Encouraging interim data from the world’s first clinical trial examining the safety of neural stem cell treatment in ischemic stroke patients has been reported by researchers ahead of an application for Phase II trials.
Professor Keith Muir of the University of Glasgow, who is heading the trial of ReNeuron Group plc’s ReN001 stem cell therapy at the Southern General Hospital, Glasgow reported that most patients had experienced sustained modest reductions in neurological impairment compared to their pre-treatment baseline performance, accompanied by improvement in abilities to undertake day to day tasks, data from the first nine patients treated has shown. No cell-related or immunological adverse affects were found, he said.
Updated interim data from the PISCES trial, which has seen the brains of ischemic stroke patients injected with neural stem cells to test the safety and patient ability to tolerate the treatment, was presented to the 22nd European Stroke Conference in London on Tuesday 28 May.
Two more patients have been treated since the data were collated and the trial is now drawing to a close, with full results due to be published next year.
Phase II trial
Meanwhile, plans are proceeding for a Phase II trial which will examine the efficacy of stem cell treatment in stroke patients and an application is expected to be submitted to the UK regulatory authorities in early July. If approved, the Phase II trial is scheduled to commence later this year.

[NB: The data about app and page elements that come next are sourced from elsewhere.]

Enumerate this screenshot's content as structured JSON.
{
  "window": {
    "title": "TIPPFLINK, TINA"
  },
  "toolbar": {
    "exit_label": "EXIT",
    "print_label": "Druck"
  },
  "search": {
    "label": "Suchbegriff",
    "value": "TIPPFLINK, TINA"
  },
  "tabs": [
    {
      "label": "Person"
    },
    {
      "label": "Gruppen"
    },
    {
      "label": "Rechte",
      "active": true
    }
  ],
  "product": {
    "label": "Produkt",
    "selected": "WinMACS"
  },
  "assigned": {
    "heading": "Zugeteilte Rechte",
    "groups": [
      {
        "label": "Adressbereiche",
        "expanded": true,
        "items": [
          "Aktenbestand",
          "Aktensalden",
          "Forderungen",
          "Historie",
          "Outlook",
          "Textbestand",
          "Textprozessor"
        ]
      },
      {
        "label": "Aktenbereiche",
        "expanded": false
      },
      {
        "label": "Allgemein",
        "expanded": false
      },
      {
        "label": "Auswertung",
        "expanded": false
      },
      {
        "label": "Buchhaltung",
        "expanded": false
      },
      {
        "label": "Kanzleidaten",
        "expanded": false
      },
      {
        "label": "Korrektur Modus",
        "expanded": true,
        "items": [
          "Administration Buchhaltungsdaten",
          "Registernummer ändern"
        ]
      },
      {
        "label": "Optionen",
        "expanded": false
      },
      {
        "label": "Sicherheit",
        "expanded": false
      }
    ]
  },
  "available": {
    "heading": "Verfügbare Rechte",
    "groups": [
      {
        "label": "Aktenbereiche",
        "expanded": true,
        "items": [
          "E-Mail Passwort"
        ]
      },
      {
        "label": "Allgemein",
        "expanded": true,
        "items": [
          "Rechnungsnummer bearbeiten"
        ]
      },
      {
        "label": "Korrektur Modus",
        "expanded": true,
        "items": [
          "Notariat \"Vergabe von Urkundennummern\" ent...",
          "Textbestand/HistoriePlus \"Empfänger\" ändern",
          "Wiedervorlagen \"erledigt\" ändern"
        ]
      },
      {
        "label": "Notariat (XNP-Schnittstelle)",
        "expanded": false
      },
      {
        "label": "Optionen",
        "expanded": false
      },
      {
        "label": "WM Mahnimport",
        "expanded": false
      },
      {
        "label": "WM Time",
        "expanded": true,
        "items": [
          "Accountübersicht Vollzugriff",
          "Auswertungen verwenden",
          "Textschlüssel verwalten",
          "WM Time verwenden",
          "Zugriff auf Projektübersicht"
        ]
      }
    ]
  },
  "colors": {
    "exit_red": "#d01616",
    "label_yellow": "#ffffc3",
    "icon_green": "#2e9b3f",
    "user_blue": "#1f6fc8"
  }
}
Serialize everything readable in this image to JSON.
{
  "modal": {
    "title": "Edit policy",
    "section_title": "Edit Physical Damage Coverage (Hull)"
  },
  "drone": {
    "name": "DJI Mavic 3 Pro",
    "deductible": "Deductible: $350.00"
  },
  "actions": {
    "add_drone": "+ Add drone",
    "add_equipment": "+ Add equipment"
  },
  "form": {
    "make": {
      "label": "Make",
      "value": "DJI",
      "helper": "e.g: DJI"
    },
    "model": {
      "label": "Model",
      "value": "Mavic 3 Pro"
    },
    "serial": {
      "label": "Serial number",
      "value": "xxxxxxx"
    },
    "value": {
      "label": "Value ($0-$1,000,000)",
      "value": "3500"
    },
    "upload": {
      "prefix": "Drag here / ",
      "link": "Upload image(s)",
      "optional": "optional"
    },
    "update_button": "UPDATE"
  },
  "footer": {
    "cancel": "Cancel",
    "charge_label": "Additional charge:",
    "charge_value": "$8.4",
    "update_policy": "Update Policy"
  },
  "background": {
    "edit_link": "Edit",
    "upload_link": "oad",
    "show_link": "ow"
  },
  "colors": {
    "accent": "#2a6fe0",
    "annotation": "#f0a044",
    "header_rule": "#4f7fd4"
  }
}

The Phase II trial will be a controlled multi-center trial involving around 20 patients initially, all of whom will have suffered a stroke within a few weeks.
The data to date identify no safety issues with the ReN001 treatment — which is the primary focus of this Phase I trial — Muir reported.
The PISCES study is the world’s first fully-regulated clinical trial of a neural stem cell therapy for disabled stroke patients.
Stroke is the third largest cause of death and the single largest cause of adult disability in the developed world. The trial is being conducted at the Institute of Neurological Sciences, Southern General Hospital, Greater Glasgow and Clyde NHS Board.